(Element data from apps and pages)
· · ·

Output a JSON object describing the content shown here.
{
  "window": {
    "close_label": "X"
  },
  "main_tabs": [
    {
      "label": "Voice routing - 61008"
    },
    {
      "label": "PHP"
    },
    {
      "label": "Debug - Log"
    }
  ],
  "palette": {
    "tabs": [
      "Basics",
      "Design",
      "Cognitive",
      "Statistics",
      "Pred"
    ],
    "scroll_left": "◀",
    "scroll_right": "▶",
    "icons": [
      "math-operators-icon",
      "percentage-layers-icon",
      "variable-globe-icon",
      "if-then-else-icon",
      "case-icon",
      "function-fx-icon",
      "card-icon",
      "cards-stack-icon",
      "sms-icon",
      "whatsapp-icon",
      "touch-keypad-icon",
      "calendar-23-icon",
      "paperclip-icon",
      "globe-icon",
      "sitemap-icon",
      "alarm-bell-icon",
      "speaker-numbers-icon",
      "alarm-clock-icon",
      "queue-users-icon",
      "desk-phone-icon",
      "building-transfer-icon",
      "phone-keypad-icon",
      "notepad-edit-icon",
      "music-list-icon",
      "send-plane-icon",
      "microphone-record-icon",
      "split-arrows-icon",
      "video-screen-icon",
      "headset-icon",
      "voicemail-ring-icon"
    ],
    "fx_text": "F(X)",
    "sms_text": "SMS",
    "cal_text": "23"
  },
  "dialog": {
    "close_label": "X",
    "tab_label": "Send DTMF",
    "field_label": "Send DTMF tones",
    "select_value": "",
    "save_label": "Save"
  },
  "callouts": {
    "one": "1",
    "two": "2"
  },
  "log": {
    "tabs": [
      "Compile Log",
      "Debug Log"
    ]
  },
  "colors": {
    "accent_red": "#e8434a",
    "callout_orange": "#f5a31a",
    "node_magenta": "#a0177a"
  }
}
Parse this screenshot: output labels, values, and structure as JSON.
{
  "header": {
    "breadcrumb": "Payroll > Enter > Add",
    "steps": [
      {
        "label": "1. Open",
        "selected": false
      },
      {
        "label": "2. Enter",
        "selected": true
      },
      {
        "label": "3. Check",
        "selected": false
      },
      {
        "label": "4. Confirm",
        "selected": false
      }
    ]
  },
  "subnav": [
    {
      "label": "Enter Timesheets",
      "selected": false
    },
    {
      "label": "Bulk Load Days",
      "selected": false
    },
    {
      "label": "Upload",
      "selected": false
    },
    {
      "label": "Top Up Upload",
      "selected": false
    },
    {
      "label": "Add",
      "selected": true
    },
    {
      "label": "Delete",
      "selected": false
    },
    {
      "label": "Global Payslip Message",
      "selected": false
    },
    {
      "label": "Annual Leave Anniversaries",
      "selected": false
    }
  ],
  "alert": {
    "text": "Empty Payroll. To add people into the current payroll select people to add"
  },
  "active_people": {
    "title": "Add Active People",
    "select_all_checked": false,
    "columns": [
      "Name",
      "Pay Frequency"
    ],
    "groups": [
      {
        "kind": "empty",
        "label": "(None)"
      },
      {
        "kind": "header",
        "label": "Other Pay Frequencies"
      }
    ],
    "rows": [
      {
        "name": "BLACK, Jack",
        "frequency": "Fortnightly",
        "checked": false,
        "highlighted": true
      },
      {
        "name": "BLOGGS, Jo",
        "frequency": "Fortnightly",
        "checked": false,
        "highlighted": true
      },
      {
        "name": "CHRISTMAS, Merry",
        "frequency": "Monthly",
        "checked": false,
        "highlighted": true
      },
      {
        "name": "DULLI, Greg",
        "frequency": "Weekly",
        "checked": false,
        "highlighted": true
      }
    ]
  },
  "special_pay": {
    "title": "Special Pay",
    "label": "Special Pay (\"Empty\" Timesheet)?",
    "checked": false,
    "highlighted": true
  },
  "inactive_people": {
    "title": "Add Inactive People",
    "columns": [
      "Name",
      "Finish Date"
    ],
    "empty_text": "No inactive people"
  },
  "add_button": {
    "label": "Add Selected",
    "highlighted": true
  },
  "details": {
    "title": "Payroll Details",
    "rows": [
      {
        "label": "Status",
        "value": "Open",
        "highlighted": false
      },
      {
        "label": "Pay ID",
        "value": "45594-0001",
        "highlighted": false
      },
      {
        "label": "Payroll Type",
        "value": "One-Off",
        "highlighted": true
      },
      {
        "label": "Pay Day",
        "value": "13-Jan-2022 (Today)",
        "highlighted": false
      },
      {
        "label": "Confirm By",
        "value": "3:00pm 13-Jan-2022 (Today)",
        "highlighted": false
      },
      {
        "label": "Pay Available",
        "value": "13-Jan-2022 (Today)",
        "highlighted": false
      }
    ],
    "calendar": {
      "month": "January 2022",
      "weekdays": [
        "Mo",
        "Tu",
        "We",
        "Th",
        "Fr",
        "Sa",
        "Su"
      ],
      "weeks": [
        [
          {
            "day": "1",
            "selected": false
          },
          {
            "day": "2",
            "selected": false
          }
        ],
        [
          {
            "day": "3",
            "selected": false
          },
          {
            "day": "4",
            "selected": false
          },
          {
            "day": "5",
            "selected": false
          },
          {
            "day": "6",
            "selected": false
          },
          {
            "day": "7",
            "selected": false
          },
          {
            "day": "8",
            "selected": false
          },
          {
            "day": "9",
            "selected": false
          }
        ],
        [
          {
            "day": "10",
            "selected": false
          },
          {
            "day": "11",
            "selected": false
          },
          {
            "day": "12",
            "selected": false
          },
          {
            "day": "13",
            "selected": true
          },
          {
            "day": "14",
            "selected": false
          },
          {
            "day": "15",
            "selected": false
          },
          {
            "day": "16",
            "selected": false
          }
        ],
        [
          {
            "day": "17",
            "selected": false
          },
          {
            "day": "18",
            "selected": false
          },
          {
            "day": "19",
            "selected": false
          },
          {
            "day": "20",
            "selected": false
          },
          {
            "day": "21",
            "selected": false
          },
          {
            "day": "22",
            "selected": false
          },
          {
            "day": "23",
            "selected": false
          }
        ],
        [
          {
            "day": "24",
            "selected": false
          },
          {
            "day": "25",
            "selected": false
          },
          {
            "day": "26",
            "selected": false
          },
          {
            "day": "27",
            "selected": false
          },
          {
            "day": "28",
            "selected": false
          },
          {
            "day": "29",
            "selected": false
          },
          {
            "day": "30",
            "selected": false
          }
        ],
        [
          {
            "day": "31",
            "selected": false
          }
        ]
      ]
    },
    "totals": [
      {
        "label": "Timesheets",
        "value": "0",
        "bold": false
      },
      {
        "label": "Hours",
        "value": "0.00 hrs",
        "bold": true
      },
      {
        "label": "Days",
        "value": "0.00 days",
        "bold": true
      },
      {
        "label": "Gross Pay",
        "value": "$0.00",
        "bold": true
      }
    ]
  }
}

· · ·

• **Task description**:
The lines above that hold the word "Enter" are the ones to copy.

• **Problem solution**:
    "breadcrumb": "Payroll > Enter > Add",
        "label": "2. Enter",
      "label": "Enter Timesheets",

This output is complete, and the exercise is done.